__Exercise brief__: From the entries below, copy every line that has the word "linear".

__Extracted entries__:
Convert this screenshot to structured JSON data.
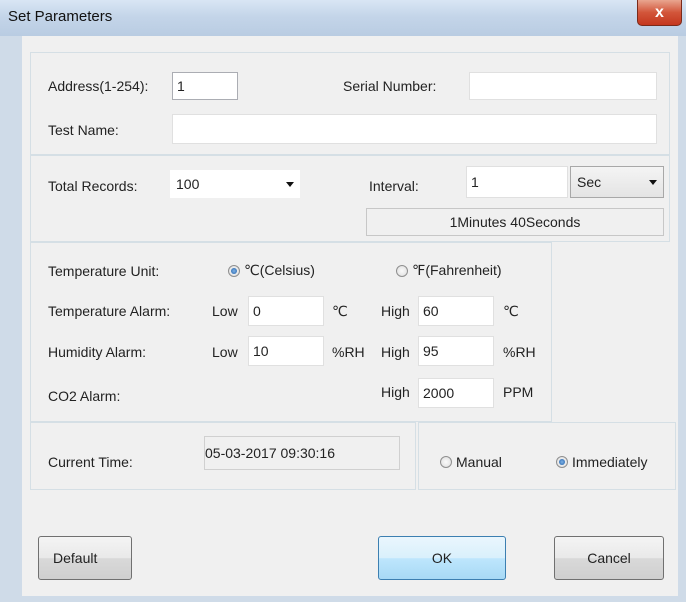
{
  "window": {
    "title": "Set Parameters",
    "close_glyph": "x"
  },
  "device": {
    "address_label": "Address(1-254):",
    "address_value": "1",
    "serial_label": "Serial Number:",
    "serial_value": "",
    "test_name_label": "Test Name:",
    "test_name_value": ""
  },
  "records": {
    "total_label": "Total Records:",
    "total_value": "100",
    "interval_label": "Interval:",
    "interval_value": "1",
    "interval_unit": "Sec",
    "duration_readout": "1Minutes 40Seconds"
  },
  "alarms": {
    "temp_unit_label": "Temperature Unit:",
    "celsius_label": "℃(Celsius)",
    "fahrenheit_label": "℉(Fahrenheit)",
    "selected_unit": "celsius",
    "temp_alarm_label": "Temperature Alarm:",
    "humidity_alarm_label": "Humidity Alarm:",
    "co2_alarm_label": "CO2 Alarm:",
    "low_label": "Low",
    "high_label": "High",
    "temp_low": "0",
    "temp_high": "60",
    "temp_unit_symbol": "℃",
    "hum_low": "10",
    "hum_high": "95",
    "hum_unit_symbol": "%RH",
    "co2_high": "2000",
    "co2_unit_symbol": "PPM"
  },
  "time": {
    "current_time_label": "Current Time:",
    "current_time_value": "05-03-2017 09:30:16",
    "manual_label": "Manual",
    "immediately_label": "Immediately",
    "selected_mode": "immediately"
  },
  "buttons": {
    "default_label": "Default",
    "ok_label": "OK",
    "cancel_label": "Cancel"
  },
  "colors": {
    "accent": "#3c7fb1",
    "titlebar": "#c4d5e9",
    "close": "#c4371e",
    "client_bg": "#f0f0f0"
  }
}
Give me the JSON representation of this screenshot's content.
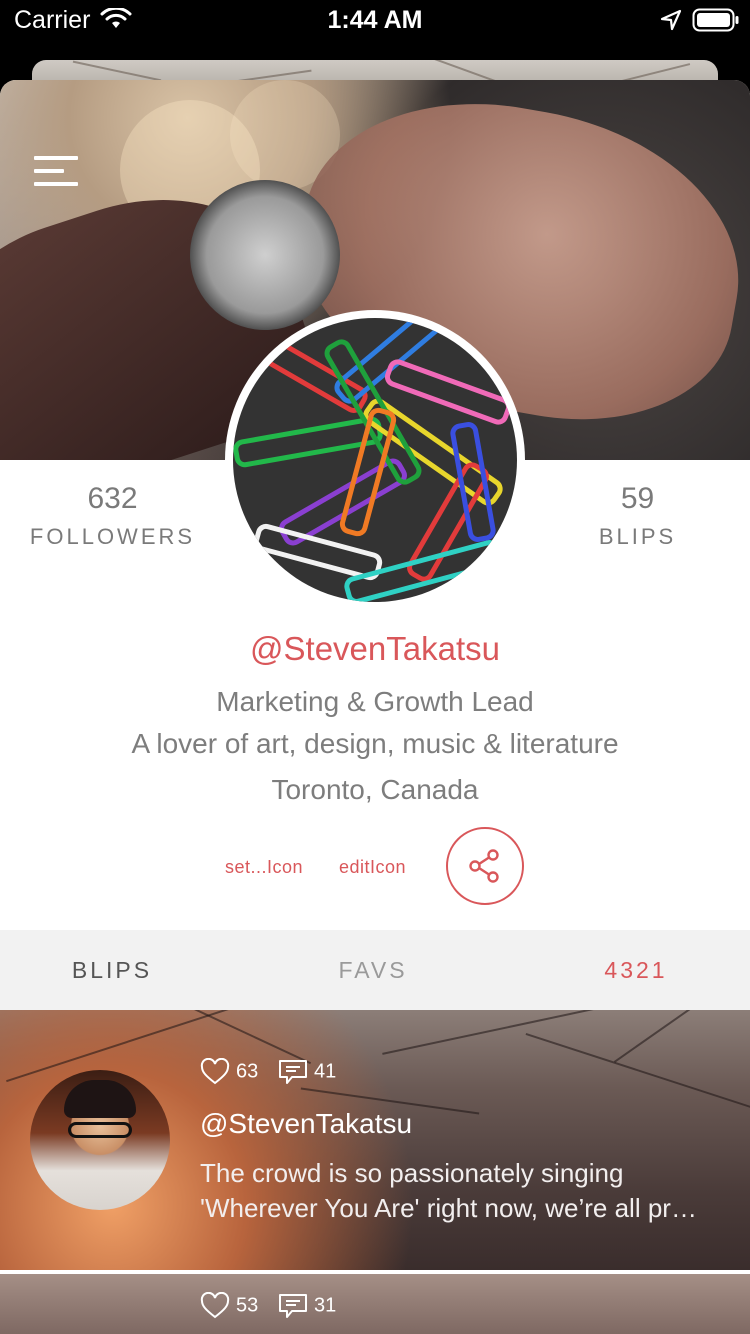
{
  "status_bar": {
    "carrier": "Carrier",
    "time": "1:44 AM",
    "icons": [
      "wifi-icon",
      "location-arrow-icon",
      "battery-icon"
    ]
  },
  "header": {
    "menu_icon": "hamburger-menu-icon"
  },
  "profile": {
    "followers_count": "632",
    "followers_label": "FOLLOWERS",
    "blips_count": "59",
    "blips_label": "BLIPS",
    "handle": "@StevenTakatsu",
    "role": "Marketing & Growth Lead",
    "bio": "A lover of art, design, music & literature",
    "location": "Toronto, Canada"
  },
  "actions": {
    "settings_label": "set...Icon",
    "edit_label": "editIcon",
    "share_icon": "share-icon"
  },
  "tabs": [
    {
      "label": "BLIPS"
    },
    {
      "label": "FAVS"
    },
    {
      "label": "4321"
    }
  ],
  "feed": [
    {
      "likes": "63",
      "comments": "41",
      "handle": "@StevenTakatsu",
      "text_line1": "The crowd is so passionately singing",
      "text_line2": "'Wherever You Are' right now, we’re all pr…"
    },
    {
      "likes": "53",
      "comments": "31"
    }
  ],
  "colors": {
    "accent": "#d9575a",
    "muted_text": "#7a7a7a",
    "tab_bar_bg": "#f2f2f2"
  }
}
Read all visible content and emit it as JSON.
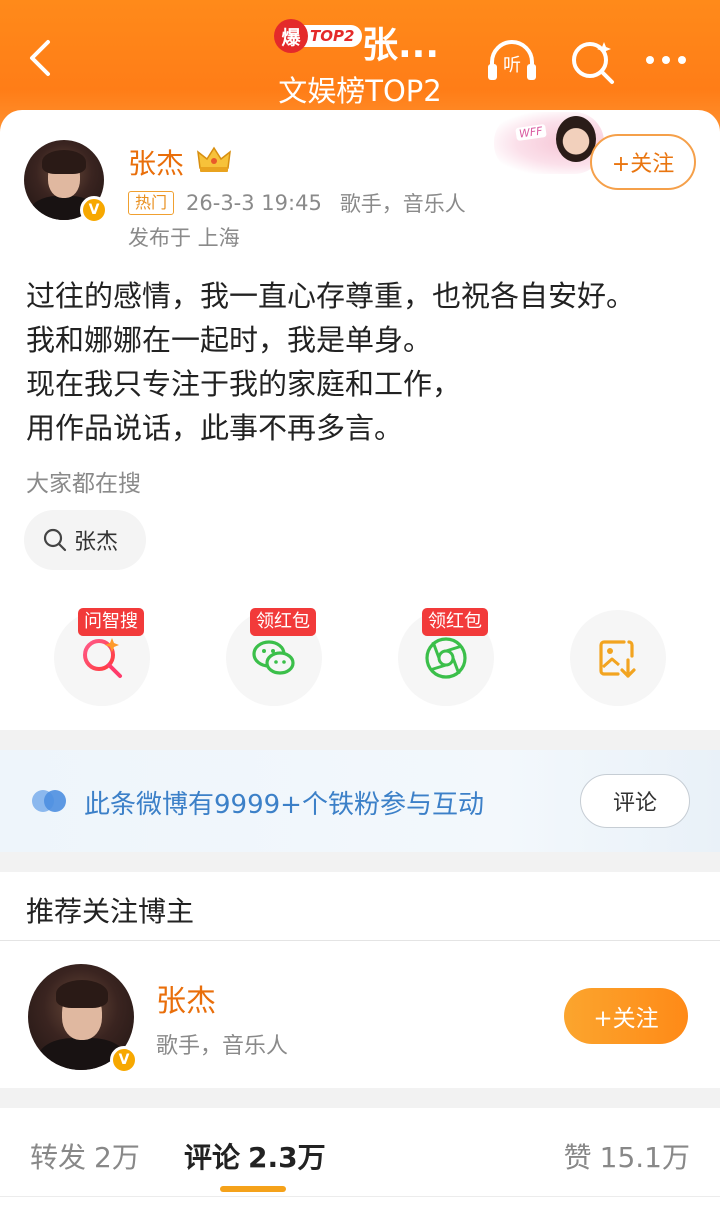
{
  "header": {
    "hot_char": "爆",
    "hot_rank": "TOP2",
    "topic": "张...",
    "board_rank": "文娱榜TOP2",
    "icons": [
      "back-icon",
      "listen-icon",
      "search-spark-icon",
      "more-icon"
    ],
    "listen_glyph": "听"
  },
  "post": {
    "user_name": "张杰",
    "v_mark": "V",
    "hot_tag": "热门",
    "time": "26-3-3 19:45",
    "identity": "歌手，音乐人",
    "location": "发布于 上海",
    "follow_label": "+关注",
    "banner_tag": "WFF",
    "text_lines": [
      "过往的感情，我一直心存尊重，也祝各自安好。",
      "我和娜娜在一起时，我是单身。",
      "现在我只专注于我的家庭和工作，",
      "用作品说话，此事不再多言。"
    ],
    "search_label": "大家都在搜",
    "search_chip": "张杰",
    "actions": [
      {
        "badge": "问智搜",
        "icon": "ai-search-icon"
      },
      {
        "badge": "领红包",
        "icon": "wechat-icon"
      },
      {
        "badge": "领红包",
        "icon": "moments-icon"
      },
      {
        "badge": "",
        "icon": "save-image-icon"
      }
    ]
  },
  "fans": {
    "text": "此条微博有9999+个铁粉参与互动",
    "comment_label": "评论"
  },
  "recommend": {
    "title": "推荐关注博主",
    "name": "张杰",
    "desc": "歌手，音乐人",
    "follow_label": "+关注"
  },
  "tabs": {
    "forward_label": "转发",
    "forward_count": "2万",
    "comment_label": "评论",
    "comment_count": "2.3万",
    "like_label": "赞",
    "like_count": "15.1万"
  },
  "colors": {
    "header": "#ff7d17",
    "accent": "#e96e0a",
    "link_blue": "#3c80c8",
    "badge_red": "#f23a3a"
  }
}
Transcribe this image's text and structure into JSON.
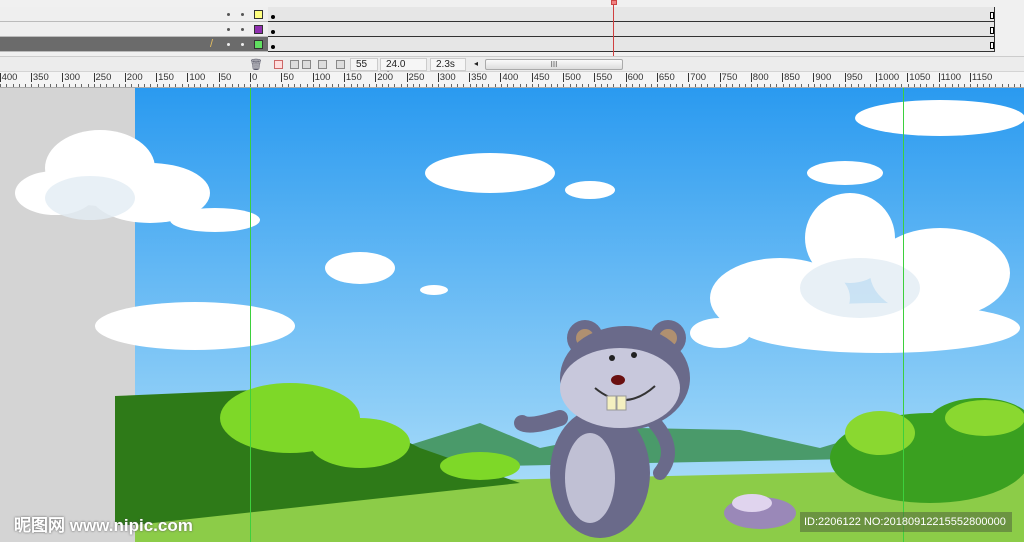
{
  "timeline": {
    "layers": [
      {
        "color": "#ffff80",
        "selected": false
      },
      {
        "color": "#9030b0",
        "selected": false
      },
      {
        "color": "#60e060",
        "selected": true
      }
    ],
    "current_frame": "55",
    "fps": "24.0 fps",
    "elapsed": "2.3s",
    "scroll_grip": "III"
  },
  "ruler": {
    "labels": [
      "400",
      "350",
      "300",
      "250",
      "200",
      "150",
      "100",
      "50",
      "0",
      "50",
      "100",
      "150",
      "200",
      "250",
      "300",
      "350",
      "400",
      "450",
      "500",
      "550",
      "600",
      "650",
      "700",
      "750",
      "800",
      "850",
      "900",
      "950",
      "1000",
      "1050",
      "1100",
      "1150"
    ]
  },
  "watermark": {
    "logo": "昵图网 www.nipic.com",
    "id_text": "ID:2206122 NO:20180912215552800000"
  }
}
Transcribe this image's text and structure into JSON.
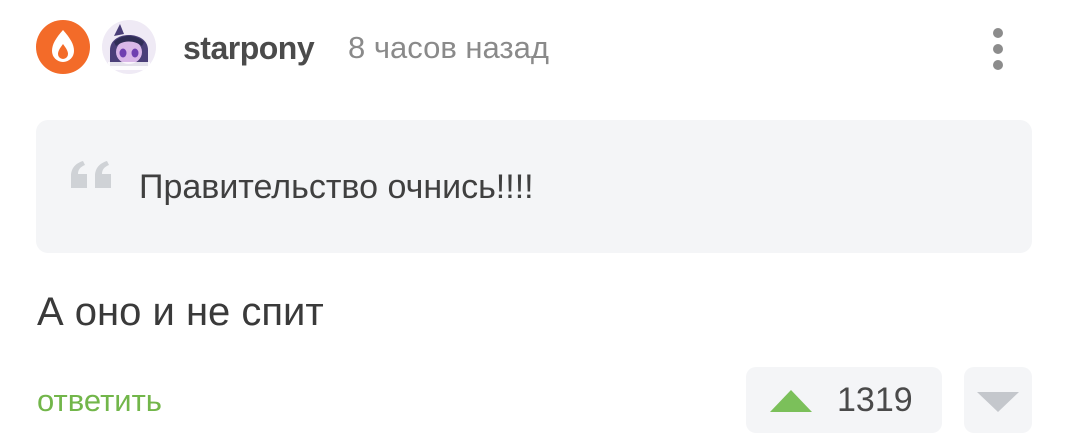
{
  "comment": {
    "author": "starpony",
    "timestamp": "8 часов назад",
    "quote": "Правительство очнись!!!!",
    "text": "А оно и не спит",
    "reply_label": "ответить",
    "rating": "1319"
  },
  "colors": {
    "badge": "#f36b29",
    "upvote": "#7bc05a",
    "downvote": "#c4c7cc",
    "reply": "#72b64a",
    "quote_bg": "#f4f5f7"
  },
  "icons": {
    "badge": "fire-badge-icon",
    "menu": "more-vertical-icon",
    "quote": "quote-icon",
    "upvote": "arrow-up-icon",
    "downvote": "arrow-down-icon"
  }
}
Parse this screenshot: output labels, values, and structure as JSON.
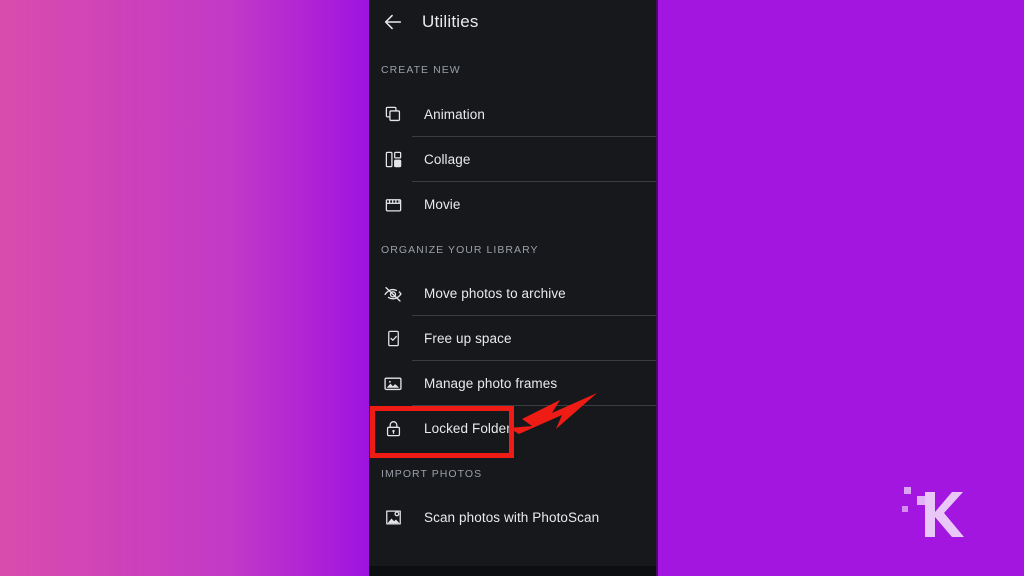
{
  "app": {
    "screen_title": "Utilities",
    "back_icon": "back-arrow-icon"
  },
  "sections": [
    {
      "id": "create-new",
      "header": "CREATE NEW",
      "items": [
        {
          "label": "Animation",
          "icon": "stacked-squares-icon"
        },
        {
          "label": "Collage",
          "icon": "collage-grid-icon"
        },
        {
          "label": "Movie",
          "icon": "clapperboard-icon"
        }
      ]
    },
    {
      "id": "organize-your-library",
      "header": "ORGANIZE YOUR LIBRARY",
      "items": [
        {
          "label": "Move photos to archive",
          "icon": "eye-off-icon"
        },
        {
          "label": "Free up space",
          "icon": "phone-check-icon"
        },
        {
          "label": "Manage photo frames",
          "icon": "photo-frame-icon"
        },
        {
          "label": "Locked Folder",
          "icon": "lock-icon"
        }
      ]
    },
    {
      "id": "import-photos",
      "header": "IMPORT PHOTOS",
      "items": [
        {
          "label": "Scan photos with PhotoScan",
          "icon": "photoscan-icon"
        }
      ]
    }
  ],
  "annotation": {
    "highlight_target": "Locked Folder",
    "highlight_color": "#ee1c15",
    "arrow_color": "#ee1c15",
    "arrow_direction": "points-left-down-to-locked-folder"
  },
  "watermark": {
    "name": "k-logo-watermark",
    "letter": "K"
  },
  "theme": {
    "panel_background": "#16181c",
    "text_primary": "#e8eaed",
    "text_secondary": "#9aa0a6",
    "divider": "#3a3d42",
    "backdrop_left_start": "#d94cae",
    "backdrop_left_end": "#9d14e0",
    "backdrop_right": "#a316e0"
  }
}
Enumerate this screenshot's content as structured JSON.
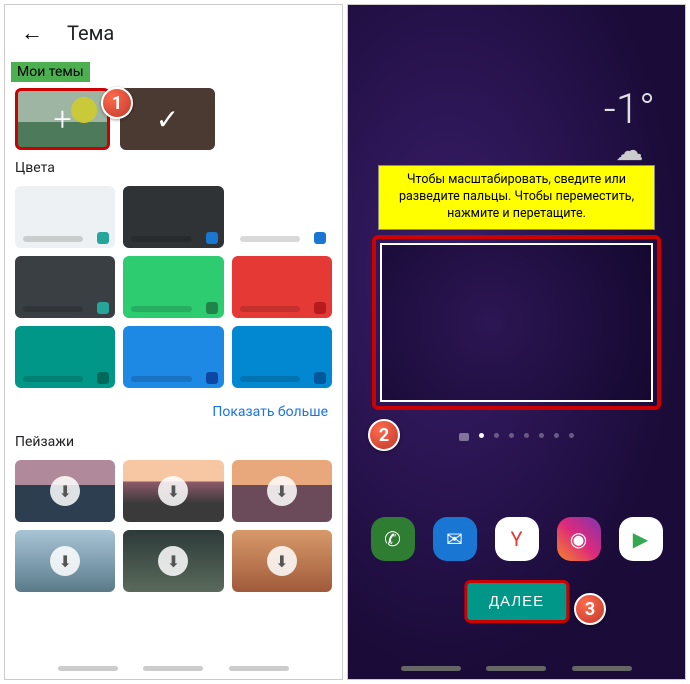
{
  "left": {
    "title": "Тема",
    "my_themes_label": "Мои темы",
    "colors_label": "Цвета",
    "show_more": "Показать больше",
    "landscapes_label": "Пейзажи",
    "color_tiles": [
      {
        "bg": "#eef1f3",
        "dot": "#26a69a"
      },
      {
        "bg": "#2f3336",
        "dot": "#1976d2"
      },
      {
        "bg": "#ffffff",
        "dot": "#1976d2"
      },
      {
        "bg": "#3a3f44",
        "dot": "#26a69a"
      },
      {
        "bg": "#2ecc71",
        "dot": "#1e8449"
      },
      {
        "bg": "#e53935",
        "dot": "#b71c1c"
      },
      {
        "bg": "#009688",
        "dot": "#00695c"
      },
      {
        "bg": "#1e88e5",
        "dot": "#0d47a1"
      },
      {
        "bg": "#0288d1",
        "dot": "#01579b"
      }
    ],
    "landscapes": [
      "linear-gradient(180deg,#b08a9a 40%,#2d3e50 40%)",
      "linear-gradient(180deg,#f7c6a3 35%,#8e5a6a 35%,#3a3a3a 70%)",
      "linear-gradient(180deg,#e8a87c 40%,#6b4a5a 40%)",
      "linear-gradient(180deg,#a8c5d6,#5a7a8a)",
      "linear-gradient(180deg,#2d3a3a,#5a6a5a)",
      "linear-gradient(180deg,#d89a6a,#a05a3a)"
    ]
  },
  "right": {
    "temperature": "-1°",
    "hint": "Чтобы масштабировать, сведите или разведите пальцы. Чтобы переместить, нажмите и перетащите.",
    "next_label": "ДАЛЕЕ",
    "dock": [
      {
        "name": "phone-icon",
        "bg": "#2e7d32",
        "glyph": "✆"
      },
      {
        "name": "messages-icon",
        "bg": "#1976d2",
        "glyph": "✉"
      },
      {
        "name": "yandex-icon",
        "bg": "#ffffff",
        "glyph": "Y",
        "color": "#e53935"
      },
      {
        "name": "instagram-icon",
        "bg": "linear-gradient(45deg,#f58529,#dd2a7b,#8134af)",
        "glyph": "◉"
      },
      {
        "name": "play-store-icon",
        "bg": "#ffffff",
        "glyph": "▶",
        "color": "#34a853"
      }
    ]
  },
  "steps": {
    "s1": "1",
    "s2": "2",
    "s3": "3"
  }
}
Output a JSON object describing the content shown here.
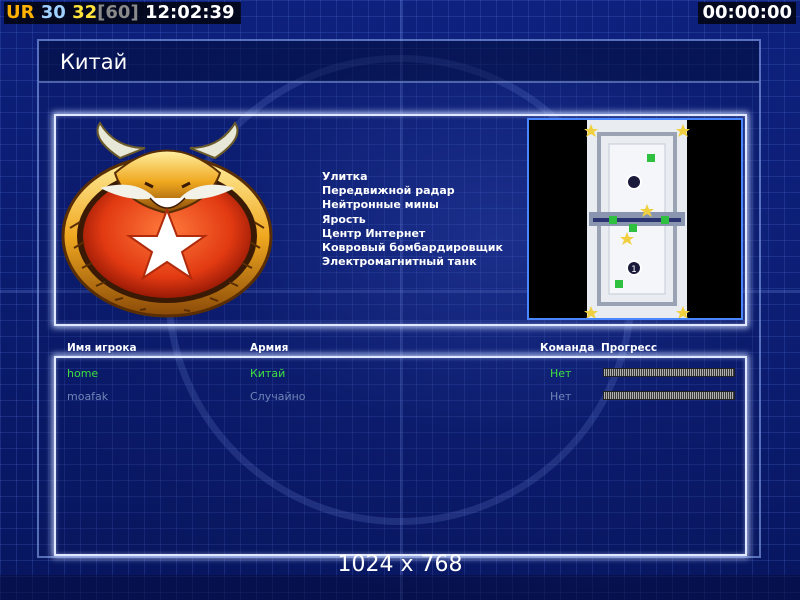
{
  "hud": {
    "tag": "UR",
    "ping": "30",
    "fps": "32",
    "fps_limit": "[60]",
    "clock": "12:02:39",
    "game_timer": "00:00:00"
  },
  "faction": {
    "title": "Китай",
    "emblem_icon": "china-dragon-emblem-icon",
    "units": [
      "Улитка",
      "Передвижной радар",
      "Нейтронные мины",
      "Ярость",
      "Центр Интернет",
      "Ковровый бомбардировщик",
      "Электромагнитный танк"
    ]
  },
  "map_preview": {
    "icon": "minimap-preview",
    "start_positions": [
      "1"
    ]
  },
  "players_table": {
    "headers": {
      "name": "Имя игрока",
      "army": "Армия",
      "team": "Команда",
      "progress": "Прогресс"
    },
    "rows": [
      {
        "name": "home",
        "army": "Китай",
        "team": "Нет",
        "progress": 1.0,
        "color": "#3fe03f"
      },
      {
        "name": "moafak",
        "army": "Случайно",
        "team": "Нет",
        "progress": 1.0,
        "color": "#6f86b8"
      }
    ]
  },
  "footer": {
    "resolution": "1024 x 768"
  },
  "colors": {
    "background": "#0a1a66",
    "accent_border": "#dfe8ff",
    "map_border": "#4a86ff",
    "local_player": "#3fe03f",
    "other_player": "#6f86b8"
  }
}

__Response to the exercise__:
      "linear-gradient(180deg,#b08a9a 40%,#2d3e50 40%)",
      "linear-gradient(180deg,#f7c6a3 35%,#8e5a6a 35%,#3a3a3a 70%)",
      "linear-gradient(180deg,#e8a87c 40%,#6b4a5a 40%)",
      "linear-gradient(180deg,#a8c5d6,#5a7a8a)",
      "linear-gradient(180deg,#2d3a3a,#5a6a5a)",
      "linear-gradient(180deg,#d89a6a,#a05a3a)"
        "bg": "linear-gradient(45deg,#f58529,#dd2a7b,#8134af)",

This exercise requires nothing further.